» How to complete this task:
Copy every line from the records below that holds the word "username".
Segment Open
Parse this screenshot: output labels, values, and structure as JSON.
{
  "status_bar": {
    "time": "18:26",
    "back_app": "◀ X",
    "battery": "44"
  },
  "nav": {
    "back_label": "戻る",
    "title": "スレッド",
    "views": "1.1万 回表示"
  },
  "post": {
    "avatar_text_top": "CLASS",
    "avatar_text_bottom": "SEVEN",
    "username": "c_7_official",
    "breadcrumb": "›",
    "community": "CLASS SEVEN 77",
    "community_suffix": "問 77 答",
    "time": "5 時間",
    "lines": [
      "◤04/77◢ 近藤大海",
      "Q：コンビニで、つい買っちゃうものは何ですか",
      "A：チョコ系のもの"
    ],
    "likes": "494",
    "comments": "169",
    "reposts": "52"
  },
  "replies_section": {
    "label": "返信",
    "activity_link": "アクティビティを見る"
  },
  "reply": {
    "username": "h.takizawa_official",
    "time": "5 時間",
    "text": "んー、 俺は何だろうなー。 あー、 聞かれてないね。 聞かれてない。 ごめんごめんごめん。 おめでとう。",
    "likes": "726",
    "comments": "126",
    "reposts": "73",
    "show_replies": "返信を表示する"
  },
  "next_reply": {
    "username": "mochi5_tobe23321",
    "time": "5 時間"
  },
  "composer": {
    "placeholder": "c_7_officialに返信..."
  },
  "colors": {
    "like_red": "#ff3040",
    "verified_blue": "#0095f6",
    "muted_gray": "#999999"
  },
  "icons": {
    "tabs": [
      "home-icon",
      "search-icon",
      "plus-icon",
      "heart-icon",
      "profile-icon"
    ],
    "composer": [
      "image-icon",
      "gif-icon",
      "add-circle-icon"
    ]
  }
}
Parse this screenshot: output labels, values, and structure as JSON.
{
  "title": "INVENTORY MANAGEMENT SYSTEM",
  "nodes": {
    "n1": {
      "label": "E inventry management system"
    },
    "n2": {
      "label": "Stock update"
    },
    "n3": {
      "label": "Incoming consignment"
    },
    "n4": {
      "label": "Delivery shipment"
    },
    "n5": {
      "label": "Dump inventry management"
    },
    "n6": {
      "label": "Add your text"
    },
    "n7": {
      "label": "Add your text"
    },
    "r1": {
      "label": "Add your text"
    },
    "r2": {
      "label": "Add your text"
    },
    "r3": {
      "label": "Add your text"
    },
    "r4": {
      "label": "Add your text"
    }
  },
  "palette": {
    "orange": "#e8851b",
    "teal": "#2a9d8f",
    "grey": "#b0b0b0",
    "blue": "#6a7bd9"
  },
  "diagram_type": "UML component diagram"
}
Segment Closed
» Written reply:
    "username": "c_7_official",
    "username": "h.takizawa_official",
    "username": "mochi5_tobe23321",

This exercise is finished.